At The Safari Source we never have a problem with finding a good reason to go on safari! There is nothing more exciting than experiencing the vast and wild nature, observing the animals at the waterhole and finishing off the day with magnificent sunsets only Africa can offer (in our opinion…).

However, the fascinating variety of animals to see always stands in the center of an African safari. While some animals are large and famous, others are smaller and less known! Let us present you with a lineup of the well known “big five”, presenting the less known (but not less interesting) “little five” of Africa!

African Elephant African Elephant, one of the big 5.
Elephant Shrew Elephant shrew, one of the little 5.
Let me introduce you to my much smaller relative; the elephant shrew!

The elephant shrew is a small mammal, which is indeed related to elephants! The different species vary in size from 10 to 30 cm. It has long legs for its size – allowing it to move very fast. The elephant shrew is actually one of the fastest mammals! The long trunk-like nose is used to sniff for insects, spiders and earthworms, which is its favourite food.

The elephant shrew is common across the southern parts of Africa, but because it is so shy and so fast, it is not the easiest one to spot!

Black Rhinoceros Rhino, one of the big 5.
Rhinoceros Beetle Rhino beetle, one of the little 5.
We are busy with dinner and a photo shoot, but in the meantime please meet our horned friend; the rhinoceros beetle!

Rhinoceros beetles are among the largest of beetles with about 150 mm length, and some species have been claimed to be able to lift 850 times their own weight! However, it is the horns on their heads that have given them their name. Only the male beetle has these horns and they are used to fight other males during mating season.

The larva feeds on rotten wood, while the adult beetles feed on nectar and plant sap. If you want to spot one, you need to go out with your guide after dark, as the Rhinoceros beetle is nocturnal.

Cape Buffalo Water buffalo / Cape buffalo, one of the big 5.
Red-billed Buffalo Weaver Red-billed buffalo weaver, one of the little 5.
While I am at the spa, check out my flying friend, the red-billed buffalo weaver!

The buffalo weaver is a 24 cm long, mostly black bird with a red beak, and one of the largest weavers. It feeds on insects, seed and fruit. It can even eat a scorpion or two if it can get to it!

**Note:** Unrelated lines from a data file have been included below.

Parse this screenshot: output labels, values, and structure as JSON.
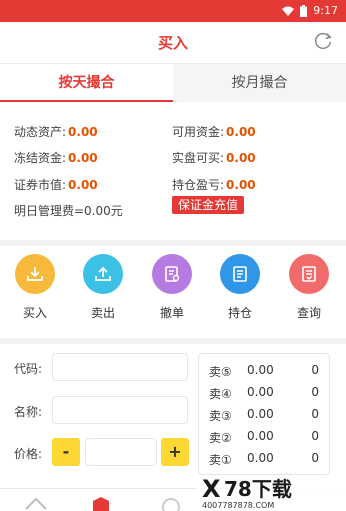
{
  "status_bar": {
    "time": "9:17",
    "wifi_icon": "wifi-icon",
    "battery_icon": "battery-icon"
  },
  "header": {
    "title": "买入",
    "refresh_icon": "refresh-icon"
  },
  "tabs": [
    {
      "label": "按天撮合",
      "active": true
    },
    {
      "label": "按月撮合",
      "active": false
    }
  ],
  "account": {
    "dynamic_assets_label": "动态资产:",
    "dynamic_assets_value": "0.00",
    "available_funds_label": "可用资金:",
    "available_funds_value": "0.00",
    "frozen_funds_label": "冻结资金:",
    "frozen_funds_value": "0.00",
    "buyable_label": "实盘可买:",
    "buyable_value": "0.00",
    "market_value_label": "证券市值:",
    "market_value_value": "0.00",
    "position_pnl_label": "持仓盈亏:",
    "position_pnl_value": "0.00",
    "management_fee": "明日管理费=0.00元",
    "deposit_button": "保证金充值"
  },
  "actions": [
    {
      "label": "买入",
      "icon": "download-tray-icon",
      "color": "#f6b93b"
    },
    {
      "label": "卖出",
      "icon": "upload-tray-icon",
      "color": "#3cc1e6"
    },
    {
      "label": "撤单",
      "icon": "cancel-order-icon",
      "color": "#b57be0"
    },
    {
      "label": "持仓",
      "icon": "position-icon",
      "color": "#2f96e8"
    },
    {
      "label": "查询",
      "icon": "query-icon",
      "color": "#f26b6b"
    }
  ],
  "order_form": {
    "code_label": "代码:",
    "code_value": "",
    "name_label": "名称:",
    "name_value": "",
    "price_label": "价格:",
    "price_value": "",
    "minus_label": "-",
    "plus_label": "+"
  },
  "quotes": [
    {
      "label": "卖⑤",
      "price": "0.00",
      "volume": "0"
    },
    {
      "label": "卖④",
      "price": "0.00",
      "volume": "0"
    },
    {
      "label": "卖③",
      "price": "0.00",
      "volume": "0"
    },
    {
      "label": "卖②",
      "price": "0.00",
      "volume": "0"
    },
    {
      "label": "卖①",
      "price": "0.00",
      "volume": "0"
    }
  ],
  "watermark": {
    "brand": "78下载",
    "url": "4007787878.COM"
  },
  "colors": {
    "accent": "#e53935",
    "value": "#e65100",
    "stepper": "#fdd835"
  }
}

The Buffalo weavers live in colonies, creating large common nests of thorny twigs, grass and leaves, with several egg chambers. It lives mostly on dry savannahs and prefer areas with humans and livestock – which makes it rather an easy little 5 to spot!

African Lion Lion, one of the big 5.
Antlion Antlion larva, one of the little 5.
Let me introduce you to my strange little name brother, the antlion!

The antlions life cycle is an interesting one; it starts of as egg, then larva (as seen in the image), then goes into a cocoon before reaching adult stage. The adult is a type of lacewing – an insect with a long, thin body with two pairs of wings.

However, the antlion most likely got its name from its larva stage: the antlion then hides in cracks, sand pits or under leaves to ambush its prey – which are mostly ants. To see one you will need mostly patience; your best shot is to look for its sand pits and wait…

African Leopard Leopard, one of the big 5.
Leopard Tortoise Leopard tortoise, one of the little 5.
Check out our spots!

The leopard tortoise got its name from the beautiful patterned shell which resembles the colours and spots of the African leopard.

It is found in the savannas of eastern and southern Africa, and feeds on grass, succulents and thistles. When hot it likes to hide in abandoned fox or jackal holes. Otherwise it is rather slow, and easily spotted!

A young lion and a leopard tortoise.
Once in a while a big five and a little five cross paths. Here a young lion attempting to get to a leopard tortoise. Not such an easy task after all!

If you have been on safari, you know how the hours at the water hole or the viewing deck go by like minutes! Next time you go, make sure to enjoy and observe the smaller animals too!

Image credits: The Safari Source, J.E. Øvergård and H.P. Barlien. Buffalo Weaver (, Antlion ( and Rhino beetle (